_What the task asks_
What lines of the data hold the string "reaction"? Pull each one out.
· · · · ·
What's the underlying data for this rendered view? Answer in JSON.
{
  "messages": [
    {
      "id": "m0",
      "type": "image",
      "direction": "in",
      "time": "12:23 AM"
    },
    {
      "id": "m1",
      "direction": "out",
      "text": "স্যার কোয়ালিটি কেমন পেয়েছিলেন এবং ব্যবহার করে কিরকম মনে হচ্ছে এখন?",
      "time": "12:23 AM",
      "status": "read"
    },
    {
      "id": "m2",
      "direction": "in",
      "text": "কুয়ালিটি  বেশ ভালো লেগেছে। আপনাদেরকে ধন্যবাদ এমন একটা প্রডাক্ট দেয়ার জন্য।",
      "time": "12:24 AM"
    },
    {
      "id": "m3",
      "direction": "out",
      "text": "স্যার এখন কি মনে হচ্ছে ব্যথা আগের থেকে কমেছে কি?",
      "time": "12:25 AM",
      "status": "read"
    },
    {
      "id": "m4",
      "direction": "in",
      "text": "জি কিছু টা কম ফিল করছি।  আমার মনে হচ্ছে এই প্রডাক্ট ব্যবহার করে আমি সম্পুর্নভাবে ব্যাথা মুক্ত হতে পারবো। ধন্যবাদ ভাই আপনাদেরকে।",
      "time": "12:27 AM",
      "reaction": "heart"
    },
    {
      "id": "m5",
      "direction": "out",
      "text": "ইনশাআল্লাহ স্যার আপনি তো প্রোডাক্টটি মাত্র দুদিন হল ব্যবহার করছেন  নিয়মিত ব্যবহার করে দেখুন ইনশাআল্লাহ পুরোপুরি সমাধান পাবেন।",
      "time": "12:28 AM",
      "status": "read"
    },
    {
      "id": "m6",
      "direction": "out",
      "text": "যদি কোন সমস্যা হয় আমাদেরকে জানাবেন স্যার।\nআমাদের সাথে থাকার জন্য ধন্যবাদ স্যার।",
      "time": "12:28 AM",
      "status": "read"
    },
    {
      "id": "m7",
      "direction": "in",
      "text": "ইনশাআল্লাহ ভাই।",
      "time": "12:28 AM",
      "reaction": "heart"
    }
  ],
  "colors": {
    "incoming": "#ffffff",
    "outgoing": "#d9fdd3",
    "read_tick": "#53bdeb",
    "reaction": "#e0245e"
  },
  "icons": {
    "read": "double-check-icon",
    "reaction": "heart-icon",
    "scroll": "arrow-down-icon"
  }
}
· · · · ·
_Exercise response_
      "reaction": "heart"
      "reaction": "heart"
    "reaction": "#e0245e"
    "reaction": "heart-icon",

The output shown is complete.